Data entries
┌──
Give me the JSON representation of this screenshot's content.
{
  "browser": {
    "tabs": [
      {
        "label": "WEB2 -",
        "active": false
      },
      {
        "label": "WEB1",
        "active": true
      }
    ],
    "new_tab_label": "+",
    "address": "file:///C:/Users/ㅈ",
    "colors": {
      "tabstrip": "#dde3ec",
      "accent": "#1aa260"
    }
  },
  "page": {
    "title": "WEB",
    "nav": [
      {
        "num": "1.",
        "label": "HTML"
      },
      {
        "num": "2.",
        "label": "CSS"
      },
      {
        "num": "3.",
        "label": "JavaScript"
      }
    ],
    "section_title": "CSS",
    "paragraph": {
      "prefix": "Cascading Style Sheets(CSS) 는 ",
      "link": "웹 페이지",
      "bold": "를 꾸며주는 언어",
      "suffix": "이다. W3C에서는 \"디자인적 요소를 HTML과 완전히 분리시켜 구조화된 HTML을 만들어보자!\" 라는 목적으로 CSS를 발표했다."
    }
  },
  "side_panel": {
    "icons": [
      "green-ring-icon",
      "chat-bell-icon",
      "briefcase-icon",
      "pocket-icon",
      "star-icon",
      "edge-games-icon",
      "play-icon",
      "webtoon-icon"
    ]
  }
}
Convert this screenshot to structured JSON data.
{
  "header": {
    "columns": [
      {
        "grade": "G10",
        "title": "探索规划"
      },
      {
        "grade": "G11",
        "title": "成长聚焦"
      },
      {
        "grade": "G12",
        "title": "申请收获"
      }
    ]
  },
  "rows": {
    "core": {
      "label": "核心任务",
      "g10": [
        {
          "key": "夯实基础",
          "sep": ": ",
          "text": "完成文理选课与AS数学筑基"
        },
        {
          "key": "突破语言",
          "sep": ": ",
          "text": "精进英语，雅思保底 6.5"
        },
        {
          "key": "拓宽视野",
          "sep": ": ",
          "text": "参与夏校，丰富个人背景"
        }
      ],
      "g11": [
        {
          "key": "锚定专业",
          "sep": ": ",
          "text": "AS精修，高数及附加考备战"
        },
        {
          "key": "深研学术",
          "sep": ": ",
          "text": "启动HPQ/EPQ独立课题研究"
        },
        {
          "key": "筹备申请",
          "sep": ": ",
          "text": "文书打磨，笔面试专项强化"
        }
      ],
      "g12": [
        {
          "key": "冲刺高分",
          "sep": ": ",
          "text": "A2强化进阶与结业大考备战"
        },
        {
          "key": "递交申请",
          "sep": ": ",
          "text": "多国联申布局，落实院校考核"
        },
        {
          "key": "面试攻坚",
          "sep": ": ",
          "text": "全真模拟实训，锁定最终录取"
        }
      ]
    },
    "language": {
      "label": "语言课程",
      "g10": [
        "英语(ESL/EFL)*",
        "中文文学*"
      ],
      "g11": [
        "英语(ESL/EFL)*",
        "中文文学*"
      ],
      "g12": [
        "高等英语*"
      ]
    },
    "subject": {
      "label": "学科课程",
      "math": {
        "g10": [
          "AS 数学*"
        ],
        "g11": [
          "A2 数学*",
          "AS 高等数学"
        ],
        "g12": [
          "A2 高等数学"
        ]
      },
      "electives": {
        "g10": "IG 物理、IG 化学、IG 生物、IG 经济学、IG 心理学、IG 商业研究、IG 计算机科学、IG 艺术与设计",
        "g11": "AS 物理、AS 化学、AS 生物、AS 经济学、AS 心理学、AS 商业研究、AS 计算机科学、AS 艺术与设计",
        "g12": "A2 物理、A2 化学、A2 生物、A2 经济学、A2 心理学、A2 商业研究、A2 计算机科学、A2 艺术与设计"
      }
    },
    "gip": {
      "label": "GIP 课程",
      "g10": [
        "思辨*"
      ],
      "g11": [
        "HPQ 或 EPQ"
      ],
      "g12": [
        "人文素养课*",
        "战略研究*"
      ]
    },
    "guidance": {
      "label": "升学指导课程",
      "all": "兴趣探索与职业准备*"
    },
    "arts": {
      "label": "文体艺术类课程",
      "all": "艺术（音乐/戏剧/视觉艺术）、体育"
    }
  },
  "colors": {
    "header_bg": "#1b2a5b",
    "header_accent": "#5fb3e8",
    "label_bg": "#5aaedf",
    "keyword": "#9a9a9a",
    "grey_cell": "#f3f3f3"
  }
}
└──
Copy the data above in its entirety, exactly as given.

> Answer to the exercise
Give me the JSON representation of this screenshot's content.
{
  "browser": {
    "tabs": [
      {
        "label": "WEB2 -",
        "active": false
      },
      {
        "label": "WEB1",
        "active": true
      }
    ],
    "new_tab_label": "+",
    "address": "file:///C:/Users/ㅈ",
    "colors": {
      "tabstrip": "#dde3ec",
      "accent": "#1aa260"
    }
  },
  "page": {
    "title": "WEB",
    "nav": [
      {
        "num": "1.",
        "label": "HTML"
      },
      {
        "num": "2.",
        "label": "CSS"
      },
      {
        "num": "3.",
        "label": "JavaScript"
      }
    ],
    "section_title": "CSS",
    "paragraph": {
      "prefix": "Cascading Style Sheets(CSS) 는 ",
      "link": "웹 페이지",
      "bold": "를 꾸며주는 언어",
      "suffix": "이다. W3C에서는 \"디자인적 요소를 HTML과 완전히 분리시켜 구조화된 HTML을 만들어보자!\" 라는 목적으로 CSS를 발표했다."
    }
  },
  "side_panel": {
    "icons": [
      "green-ring-icon",
      "chat-bell-icon",
      "briefcase-icon",
      "pocket-icon",
      "star-icon",
      "edge-games-icon",
      "play-icon",
      "webtoon-icon"
    ]
  }
}
Convert this screenshot to structured JSON data.
{
  "header": {
    "columns": [
      {
        "grade": "G10",
        "title": "探索规划"
      },
      {
        "grade": "G11",
        "title": "成长聚焦"
      },
      {
        "grade": "G12",
        "title": "申请收获"
      }
    ]
  },
  "rows": {
    "core": {
      "label": "核心任务",
      "g10": [
        {
          "key": "夯实基础",
          "sep": ": ",
          "text": "完成文理选课与AS数学筑基"
        },
        {
          "key": "突破语言",
          "sep": ": ",
          "text": "精进英语，雅思保底 6.5"
        },
        {
          "key": "拓宽视野",
          "sep": ": ",
          "text": "参与夏校，丰富个人背景"
        }
      ],
      "g11": [
        {
          "key": "锚定专业",
          "sep": ": ",
          "text": "AS精修，高数及附加考备战"
        },
        {
          "key": "深研学术",
          "sep": ": ",
          "text": "启动HPQ/EPQ独立课题研究"
        },
        {
          "key": "筹备申请",
          "sep": ": ",
          "text": "文书打磨，笔面试专项强化"
        }
      ],
      "g12": [
        {
          "key": "冲刺高分",
          "sep": ": ",
          "text": "A2强化进阶与结业大考备战"
        },
        {
          "key": "递交申请",
          "sep": ": ",
          "text": "多国联申布局，落实院校考核"
        },
        {
          "key": "面试攻坚",
          "sep": ": ",
          "text": "全真模拟实训，锁定最终录取"
        }
      ]
    },
    "language": {
      "label": "语言课程",
      "g10": [
        "英语(ESL/EFL)*",
        "中文文学*"
      ],
      "g11": [
        "英语(ESL/EFL)*",
        "中文文学*"
      ],
      "g12": [
        "高等英语*"
      ]
    },
    "subject": {
      "label": "学科课程",
      "math": {
        "g10": [
          "AS 数学*"
        ],
        "g11": [
          "A2 数学*",
          "AS 高等数学"
        ],
        "g12": [
          "A2 高等数学"
        ]
      },
      "electives": {
        "g10": "IG 物理、IG 化学、IG 生物、IG 经济学、IG 心理学、IG 商业研究、IG 计算机科学、IG 艺术与设计",
        "g11": "AS 物理、AS 化学、AS 生物、AS 经济学、AS 心理学、AS 商业研究、AS 计算机科学、AS 艺术与设计",
        "g12": "A2 物理、A2 化学、A2 生物、A2 经济学、A2 心理学、A2 商业研究、A2 计算机科学、A2 艺术与设计"
      }
    },
    "gip": {
      "label": "GIP 课程",
      "g10": [
        "思辨*"
      ],
      "g11": [
        "HPQ 或 EPQ"
      ],
      "g12": [
        "人文素养课*",
        "战略研究*"
      ]
    },
    "guidance": {
      "label": "升学指导课程",
      "all": "兴趣探索与职业准备*"
    },
    "arts": {
      "label": "文体艺术类课程",
      "all": "艺术（音乐/戏剧/视觉艺术）、体育"
    }
  },
  "colors": {
    "header_bg": "#1b2a5b",
    "header_accent": "#5fb3e8",
    "label_bg": "#5aaedf",
    "keyword": "#9a9a9a",
    "grey_cell": "#f3f3f3"
  }
}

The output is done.